K.S.A. 24-1219(b) speaks to a watershed district's authority to levy an annual tax following incorporation. K.S.A. 24-1214 provides for taxation and assessments. Operation of a watershed district may require construction of new dams or upgrades to existing dams, if the facts warrant. We find nothing in the provisions of K.S.A. 24-1201 et seq. that prohibits such up-grades or required maintenance, and believe that it would be counter-intuitive to authorize the creation of a dam that could not then be properly maintained or upgraded. Rather, it appears that the financing authority in K.S.A. 24-1201 et seq. may be utilized by watershed districts in order to raise moneys for such purposes as improving existing dams or constructing a new dam, as long as the correct procedures and limits are followed.
However, with reference to your inquiry concerning property owners down stream, we note that K.S.A. 24-1209 states that this tax may be levied against "all of the taxable, tangible property of the district." Likewise, K.S.A. 24-1214 provides for tax and assessments against lands within the district. Thus, in order to be subject to the taxing or assessment authority of the district's board, the property in question must not only be benefitted by the project, the property must also be lawfully included within the boundaries of said district.
Thus, in summary, K.S.A. 24-1201 et seq. contain several statutes authorizing a watershed district to tax or assess property located within the district in order to pay for certain costs. These costs may include those incurred for dam maintenance, improvements to existing dams, or building new dams within the district. The correct procedures to be followed depend upon the statutory authority being utilized to make such assessments. However, property that lies outside the district is not subject to the taxing or assessment authority of a watershed district board, even if such property eventually benefits from a watershed district project.
1. Emphasis added.
2. Barten v. Turkey Creek Watershed Joint Dist. No. 32 of Dickinson and Marion Counties, 200 Kan. 489 (1968).
3. Id. (citations omitted).
4. See also K.S.A. 24-1214 and 24-1214a (setting forth financing for general projects) and K.S.A. 24-1215 (providing for bond issues to improve watershed district works).
5. Emphasis added. Subsection (c) was added to K.S.A. 24-1219 pursuant to L. 1990, Ch. 119, § 1.
6. Emphasis added.
7. Barten v. Turkey Creek Watershed Joint Dist. No. 32 of Dickinson and Marion Counties, supra, note 2. K.S.A. 24-1209 was subsequently amended pursuant to L. 1976, Ch. 175, §1, but the amendment added language to the Fourth section and did not alter the provisions concerning tax authority.

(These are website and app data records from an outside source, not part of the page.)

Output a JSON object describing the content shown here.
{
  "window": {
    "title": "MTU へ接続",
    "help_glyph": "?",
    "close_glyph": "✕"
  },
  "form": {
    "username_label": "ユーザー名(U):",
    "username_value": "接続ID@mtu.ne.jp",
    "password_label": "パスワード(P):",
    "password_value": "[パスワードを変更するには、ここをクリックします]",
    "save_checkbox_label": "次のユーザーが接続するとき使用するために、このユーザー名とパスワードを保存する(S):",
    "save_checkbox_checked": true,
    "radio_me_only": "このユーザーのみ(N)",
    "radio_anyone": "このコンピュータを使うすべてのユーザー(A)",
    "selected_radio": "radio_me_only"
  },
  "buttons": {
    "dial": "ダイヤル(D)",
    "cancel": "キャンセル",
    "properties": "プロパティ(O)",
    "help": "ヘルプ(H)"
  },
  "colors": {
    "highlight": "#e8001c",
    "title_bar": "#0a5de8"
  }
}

8. However, the Court also held that the refusal of the board to hold election on method of financing was unreasonable.
9. The district board shall have authority to levy a tax, after improvements bonds have been issued in accordance with sections 24-1214, 24-1215 and 24-1220 of the General Statutes Supplement of 1959, as amended, sufficient to pay such bonds and interest.
10. Barten, 200 Kan. at 501.